Pretty much the only reason why I ended up writing to the chief executive of Sandwell hospital yesterday was because he was the only member of the board of trustees who had an email address.
The other members were named, pictured, and brief CVs provided. But no email addresses were provided for any of them. There was no way of communicating with them directly. The chief executive was, in effect, their prison warder. You could speak to him, but not to them. They were being held incommunicado.
Which was odd. Was it an inadvertent mistake? It didn’t look like it. It looked deliberate. But why did they need to be kept incommunicado? What was so dangerous about publishing their email addresses?
I wondered if I could get hold of their email addresses by other means. Pretty much everyone in the NHS seems to have an @nhs.net email address, so they probably had them too.
I didn’t find any of their email addresses, but as I meandered through ‘NHS-world’ I came across doctors and nurses who quite obviously cared a lot about their patients.
And I suddenly realised that OF COURSE most people in the medical profession care about their patients!! That’s their vocation, after all. But the chief executive of the hospital wasn’t a doctor. He was a managerial professional. If he wasn’t running Sandwell hospital, he’d have been running some government department or company or boot camp.
I think I’m beginning to see how these smoking bans may get introduced. It’s probably not that the doctors and nurses want them (although some may), but rather that the non-medical professional hospital managers want them. And the hospital managers are most likely appointed by the NHS senior management, which will also consist of managerial types with no medical background. And they probably all get their orders from central government. Orders, for example, to impose smoking bans.
It looks to me like there may be two cultures in the NHS. There are the caring doctors and nurses. And there is the uncaring management.
And, if it exists, this could prove to be a useful cultural division. And instead of contacting the heartless, sadistic management like I did yesterday, I’d be better off looking for genuinely caring medical professionals, and asking them what they think of smoking bans. And I bet that, if they really do care about their patients, they probably hate all these cruel and spiteful bans. Anyone who had a heart would.
And I wouldn’t be surprised if there are lots and lots of them. And we smokers may have a great many friends and allies inside the NHS. But they’re kept incommunicado. They have no voice. And all we ever hear is the voice of their jackbooted, government-appointed overlords.
It looks like a very interesting line of enquiry: instead of going looking for enemies in the NHS, go looking for friends inside the NHS.
So I may go trawling the internet for caring medical professionals. I’ve already found one or two likely candidates (with email addresses). My idea is to write very nice emails to them, asking what they think of smoking bans in hospitals. Maybe most of them won’t reply. But I’m sure some will. And of those who reply, some will agree with the bans, and some won’t. And they’ll maybe be able to explain what’s going on inside hospitals like Sandwell.
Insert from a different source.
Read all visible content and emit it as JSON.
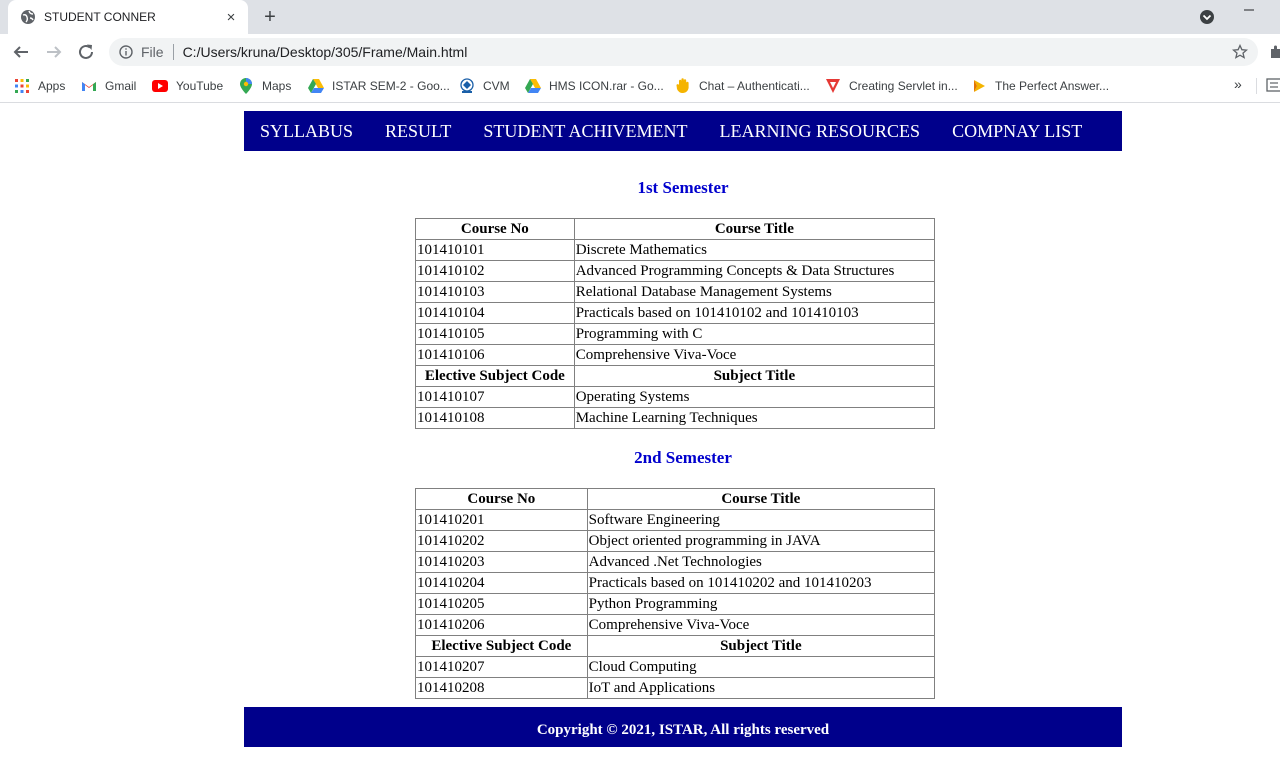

I’ll keep y’all posted.
Not the medical profession, but the universities.